Migration and Remittances during the Global Financial Crisis and Beyond

Author : Dilip Ratha, Ibrahim Sirkeci, Jeffrey H. Cohen | 2016
Published By: World Bank

Crises are a part and parcel of the global economic system. In the crisis-affected developed countries, migrants were challenged in their new homes as jobs began to disappear. Also there was a rapid growth in anti-immigrant sentiment and rhetoric: where they formerly were often left alone, they now faced discrimination and intimidation and perhaps jail and deportation. In fact, it became easier to scapegoat immigrants during crises. Although the latest crisis originated in the United States and around financial systems in high-income countries, it has had an important and in some places catastrophic impact on developing nations and migrants. Like political or environmental catastrophes, the global financial crisis contributed to an environment of human insecurity, and migration was one strategic response. To avoid the crisis and to survive its impacts, those who could afford to cross borders became international movers; others moved to domestic destinations; while many simply stayed put and turned to remittances to help weather the storm. In such situations, remittances are critical to the overall survival of the sending nation that struggles with ecological disasters disrupting lives, economic collapse, job market declines, and rising inflation rates.

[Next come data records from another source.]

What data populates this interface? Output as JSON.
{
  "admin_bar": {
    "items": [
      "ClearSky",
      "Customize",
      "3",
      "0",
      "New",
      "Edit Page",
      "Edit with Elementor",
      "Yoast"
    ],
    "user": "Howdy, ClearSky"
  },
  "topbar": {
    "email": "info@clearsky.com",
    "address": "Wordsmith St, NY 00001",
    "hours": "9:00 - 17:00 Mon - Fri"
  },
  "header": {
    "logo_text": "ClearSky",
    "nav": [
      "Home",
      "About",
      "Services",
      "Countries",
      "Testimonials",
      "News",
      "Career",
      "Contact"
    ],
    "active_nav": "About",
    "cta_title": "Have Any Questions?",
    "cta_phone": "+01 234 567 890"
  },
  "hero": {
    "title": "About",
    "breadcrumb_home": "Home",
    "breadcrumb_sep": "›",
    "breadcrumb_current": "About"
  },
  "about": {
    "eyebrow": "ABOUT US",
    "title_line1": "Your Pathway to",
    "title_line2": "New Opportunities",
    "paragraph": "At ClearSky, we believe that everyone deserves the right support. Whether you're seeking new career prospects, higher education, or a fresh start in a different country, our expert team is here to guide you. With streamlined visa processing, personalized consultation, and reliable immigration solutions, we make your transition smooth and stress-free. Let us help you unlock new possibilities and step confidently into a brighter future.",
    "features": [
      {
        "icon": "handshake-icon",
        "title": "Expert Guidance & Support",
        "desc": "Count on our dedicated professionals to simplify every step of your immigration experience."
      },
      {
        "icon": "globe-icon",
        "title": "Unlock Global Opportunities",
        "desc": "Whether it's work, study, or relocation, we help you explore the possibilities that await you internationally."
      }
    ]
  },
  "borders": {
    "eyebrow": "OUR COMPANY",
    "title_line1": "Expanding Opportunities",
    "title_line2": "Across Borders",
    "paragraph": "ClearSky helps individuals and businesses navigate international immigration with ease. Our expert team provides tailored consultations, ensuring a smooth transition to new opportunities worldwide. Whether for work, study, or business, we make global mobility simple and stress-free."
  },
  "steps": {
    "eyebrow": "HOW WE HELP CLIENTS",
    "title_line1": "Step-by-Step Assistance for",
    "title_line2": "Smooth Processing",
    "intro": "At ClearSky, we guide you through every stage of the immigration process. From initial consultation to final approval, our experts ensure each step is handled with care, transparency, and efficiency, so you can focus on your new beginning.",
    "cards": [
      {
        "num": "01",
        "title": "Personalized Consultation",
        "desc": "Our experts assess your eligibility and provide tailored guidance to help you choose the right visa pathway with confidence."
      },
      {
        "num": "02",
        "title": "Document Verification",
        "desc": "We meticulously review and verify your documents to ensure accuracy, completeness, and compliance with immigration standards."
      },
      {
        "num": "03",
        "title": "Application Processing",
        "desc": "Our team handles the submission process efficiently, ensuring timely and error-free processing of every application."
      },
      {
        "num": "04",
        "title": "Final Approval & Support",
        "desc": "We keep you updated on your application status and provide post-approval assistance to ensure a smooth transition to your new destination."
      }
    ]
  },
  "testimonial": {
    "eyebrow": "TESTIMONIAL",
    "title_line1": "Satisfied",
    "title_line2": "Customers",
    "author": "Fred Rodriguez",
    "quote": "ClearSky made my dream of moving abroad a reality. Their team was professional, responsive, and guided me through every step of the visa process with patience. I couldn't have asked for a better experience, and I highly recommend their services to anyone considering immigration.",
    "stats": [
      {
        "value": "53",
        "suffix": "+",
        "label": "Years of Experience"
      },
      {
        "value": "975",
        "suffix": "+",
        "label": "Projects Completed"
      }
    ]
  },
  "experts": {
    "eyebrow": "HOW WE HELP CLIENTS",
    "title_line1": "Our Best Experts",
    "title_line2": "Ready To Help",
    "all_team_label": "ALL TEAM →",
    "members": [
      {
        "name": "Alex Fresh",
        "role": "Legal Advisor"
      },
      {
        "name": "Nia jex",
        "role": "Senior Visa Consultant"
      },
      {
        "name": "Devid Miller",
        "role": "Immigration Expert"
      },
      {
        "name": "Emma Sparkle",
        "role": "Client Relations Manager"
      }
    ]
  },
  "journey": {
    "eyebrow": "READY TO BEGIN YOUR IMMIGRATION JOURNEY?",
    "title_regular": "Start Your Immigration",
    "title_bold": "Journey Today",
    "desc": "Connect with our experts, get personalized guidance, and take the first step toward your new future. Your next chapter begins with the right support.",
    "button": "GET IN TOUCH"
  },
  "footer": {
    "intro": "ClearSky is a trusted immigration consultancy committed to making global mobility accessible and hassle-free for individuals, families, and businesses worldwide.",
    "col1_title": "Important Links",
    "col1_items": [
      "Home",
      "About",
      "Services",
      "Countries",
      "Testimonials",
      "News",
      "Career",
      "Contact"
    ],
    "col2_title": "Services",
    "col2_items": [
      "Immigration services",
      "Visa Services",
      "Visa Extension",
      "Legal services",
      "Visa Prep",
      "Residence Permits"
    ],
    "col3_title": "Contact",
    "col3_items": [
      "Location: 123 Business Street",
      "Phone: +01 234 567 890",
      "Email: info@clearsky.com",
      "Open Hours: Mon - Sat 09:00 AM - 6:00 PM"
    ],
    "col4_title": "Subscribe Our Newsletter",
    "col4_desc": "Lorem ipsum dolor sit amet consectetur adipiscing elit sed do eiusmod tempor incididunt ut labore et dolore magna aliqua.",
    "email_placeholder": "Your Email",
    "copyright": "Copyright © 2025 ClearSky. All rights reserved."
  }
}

URL : http://www19.iadb.org/intal/intalcdi/PE/2012/10238.pdf

Website developed and maintained by IRIS Knowledge Foundation